Fred Pickel can’t even find the rear.
To make matters worse, a proposal for substantial reforms is coming from an unlikely source – Felipe Fuentes, a council member whose motive to eschew reelection is the subject of speculation.
Fuentes is proposing a ballot measure that would change the structure and practices of the DWP: replacing the volunteer Board of Commissioners, currently appointed by the mayor, with a full-time professional board comprised of industry experts; capping the surplus transfer to the city’s general fund, possibly making it a source for capital improvements and maintenance; eliminating the civil service protections enjoyed by DWP employees.
The new Board of Commissioners would have the power to hire and fire general managers as well as approve rate hikes.
These are reforms Pickel should have been publicly advocating from day one.
On the surface, this is all very good, but we need to know more about the selection process for board members and a clear definition of their powers vs. the roles of the City Council and mayor.
It is possible that Pickel may have had some input in Fuentes’ proposed changes, but I doubt he was the driving force behind it. He is simply not an advocate for change.
As always, the devil is in the details.
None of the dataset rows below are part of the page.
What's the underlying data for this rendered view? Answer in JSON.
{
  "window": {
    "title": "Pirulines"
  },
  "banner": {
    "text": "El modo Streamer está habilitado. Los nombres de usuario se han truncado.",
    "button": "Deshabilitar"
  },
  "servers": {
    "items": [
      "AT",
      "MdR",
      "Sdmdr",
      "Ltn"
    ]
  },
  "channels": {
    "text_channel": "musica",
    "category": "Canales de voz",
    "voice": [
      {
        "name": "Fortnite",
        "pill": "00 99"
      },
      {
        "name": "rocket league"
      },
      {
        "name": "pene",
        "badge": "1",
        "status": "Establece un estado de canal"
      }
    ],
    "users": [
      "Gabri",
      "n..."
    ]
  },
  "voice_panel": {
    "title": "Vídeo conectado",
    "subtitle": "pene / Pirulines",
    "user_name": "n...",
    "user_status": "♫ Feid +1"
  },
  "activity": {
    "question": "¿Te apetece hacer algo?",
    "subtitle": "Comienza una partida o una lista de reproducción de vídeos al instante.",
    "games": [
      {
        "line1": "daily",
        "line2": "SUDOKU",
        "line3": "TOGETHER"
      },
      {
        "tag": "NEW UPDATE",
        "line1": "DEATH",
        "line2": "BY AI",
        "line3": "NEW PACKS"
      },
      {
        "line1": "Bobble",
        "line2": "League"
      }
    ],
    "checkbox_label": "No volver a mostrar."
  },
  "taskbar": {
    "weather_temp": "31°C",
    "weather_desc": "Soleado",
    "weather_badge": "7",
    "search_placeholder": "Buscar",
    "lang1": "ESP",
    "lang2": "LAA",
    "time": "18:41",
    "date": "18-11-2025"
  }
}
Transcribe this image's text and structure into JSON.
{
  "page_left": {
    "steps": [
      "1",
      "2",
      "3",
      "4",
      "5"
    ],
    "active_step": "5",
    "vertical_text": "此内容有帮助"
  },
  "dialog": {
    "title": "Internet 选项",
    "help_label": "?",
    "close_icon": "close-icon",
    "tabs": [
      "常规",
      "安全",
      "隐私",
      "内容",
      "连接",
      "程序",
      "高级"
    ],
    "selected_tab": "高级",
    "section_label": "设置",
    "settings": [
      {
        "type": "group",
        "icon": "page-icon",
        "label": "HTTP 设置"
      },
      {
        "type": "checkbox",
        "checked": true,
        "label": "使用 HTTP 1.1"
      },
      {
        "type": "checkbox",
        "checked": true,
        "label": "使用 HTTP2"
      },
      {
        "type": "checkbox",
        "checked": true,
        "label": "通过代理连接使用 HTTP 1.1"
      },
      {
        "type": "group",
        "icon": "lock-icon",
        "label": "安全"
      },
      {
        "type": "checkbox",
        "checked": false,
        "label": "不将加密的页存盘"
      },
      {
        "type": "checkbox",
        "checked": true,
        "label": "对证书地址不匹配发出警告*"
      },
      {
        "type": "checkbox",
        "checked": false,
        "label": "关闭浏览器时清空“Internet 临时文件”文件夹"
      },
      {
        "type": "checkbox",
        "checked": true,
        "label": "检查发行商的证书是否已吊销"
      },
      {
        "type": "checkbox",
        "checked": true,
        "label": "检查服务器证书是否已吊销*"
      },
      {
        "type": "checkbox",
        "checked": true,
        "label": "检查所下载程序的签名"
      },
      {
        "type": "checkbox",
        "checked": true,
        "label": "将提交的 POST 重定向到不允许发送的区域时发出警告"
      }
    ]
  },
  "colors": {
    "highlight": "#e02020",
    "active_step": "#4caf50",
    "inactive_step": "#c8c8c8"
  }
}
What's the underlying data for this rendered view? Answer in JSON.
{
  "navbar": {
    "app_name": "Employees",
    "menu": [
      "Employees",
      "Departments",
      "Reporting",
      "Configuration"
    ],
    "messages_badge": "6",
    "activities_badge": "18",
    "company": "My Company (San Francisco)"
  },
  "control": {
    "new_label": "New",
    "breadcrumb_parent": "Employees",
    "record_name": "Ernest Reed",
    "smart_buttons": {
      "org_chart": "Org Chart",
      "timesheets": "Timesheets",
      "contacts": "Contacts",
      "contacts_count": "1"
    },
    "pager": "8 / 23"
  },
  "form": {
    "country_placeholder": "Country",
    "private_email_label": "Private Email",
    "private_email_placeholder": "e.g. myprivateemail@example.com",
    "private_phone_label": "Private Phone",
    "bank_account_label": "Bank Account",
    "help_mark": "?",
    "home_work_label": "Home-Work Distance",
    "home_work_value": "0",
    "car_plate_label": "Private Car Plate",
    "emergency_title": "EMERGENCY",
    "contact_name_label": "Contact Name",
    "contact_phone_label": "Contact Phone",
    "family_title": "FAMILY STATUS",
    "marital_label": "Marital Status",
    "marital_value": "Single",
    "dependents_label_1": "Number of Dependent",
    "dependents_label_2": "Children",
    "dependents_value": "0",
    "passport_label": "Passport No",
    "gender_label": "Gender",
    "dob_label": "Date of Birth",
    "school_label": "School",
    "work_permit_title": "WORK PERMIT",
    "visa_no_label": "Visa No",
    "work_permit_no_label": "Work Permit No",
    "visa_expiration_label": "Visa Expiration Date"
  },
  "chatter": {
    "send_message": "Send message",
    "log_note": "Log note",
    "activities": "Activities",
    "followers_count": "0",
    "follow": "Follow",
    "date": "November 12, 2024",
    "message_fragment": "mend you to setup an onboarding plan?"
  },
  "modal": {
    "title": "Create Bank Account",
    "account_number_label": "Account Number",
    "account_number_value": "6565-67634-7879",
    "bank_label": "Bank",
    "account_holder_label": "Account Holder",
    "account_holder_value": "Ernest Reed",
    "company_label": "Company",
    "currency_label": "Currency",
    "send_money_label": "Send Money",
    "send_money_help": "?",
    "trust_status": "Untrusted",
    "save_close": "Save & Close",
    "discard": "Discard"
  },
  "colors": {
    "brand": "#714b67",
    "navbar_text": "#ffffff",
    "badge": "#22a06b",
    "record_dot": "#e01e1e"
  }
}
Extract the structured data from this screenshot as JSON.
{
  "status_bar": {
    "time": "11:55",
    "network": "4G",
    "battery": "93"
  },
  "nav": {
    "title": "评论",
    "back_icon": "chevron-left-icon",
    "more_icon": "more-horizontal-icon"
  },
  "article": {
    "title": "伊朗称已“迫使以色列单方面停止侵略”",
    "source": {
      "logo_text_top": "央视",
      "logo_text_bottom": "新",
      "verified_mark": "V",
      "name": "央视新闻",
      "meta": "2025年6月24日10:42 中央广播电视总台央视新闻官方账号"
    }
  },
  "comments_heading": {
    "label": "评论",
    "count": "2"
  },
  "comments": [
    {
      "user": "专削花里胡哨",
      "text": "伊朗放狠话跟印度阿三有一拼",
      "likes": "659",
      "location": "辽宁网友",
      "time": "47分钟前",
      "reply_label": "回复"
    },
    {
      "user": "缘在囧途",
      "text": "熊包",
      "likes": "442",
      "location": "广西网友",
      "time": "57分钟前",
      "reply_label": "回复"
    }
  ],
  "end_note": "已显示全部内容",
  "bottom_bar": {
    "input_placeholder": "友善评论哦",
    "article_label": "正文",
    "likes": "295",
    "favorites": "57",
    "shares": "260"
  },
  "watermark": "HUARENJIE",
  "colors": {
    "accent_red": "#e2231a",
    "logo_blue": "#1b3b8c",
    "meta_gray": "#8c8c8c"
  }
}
For one thing, there is no mention of the utility tax, particularly as to whether it is applied to rate increases.
If Fuentes’ measure truly creates a utility relatively free of political tampering, where the board can get rid of under-performing GMs and hire ones who can rid the management ranks of incompetents, where independent analysis is the norm, then perhaps the position of Ratepayer Advocate can be eliminated, not that we ever had one.